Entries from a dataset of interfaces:

════

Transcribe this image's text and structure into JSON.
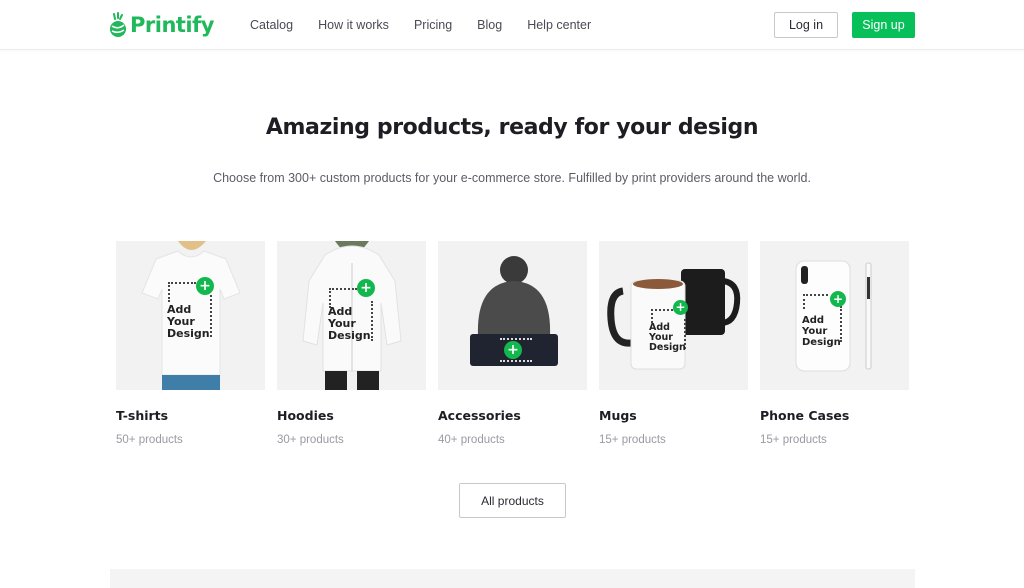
{
  "header": {
    "brand": "Printify",
    "brand_color": "#1fb85a",
    "nav": [
      "Catalog",
      "How it works",
      "Pricing",
      "Blog",
      "Help center"
    ],
    "login_label": "Log in",
    "signup_label": "Sign up",
    "signup_color": "#07c05a"
  },
  "hero": {
    "title": "Amazing products, ready for your design",
    "subtitle": "Choose from 300+ custom products for your e-commerce store. Fulfilled by print providers around the world."
  },
  "products": [
    {
      "title": "T-shirts",
      "count": "50+ products",
      "image": "white t-shirt mockup",
      "overlay": "Add Your Design"
    },
    {
      "title": "Hoodies",
      "count": "30+ products",
      "image": "white zip hoodie mockup",
      "overlay": "Add Your Design"
    },
    {
      "title": "Accessories",
      "count": "40+ products",
      "image": "beanie hat mockup",
      "overlay": ""
    },
    {
      "title": "Mugs",
      "count": "15+ products",
      "image": "white and black mugs mockup",
      "overlay": "Add Your Design"
    },
    {
      "title": "Phone Cases",
      "count": "15+ products",
      "image": "phone case mockup",
      "overlay": "Add Your Design"
    }
  ],
  "overlay_lines": [
    "Add",
    "Your",
    "Design"
  ],
  "all_products_label": "All products"
}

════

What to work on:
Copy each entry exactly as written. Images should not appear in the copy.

Solution to this task:
Transcribe this image's text and structure into JSON.
{
  "header": {
    "brand": "Printify",
    "brand_color": "#1fb85a",
    "nav": [
      "Catalog",
      "How it works",
      "Pricing",
      "Blog",
      "Help center"
    ],
    "login_label": "Log in",
    "signup_label": "Sign up",
    "signup_color": "#07c05a"
  },
  "hero": {
    "title": "Amazing products, ready for your design",
    "subtitle": "Choose from 300+ custom products for your e-commerce store. Fulfilled by print providers around the world."
  },
  "products": [
    {
      "title": "T-shirts",
      "count": "50+ products",
      "image": "white t-shirt mockup",
      "overlay": "Add Your Design"
    },
    {
      "title": "Hoodies",
      "count": "30+ products",
      "image": "white zip hoodie mockup",
      "overlay": "Add Your Design"
    },
    {
      "title": "Accessories",
      "count": "40+ products",
      "image": "beanie hat mockup",
      "overlay": ""
    },
    {
      "title": "Mugs",
      "count": "15+ products",
      "image": "white and black mugs mockup",
      "overlay": "Add Your Design"
    },
    {
      "title": "Phone Cases",
      "count": "15+ products",
      "image": "phone case mockup",
      "overlay": "Add Your Design"
    }
  ],
  "overlay_lines": [
    "Add",
    "Your",
    "Design"
  ],
  "all_products_label": "All products"
}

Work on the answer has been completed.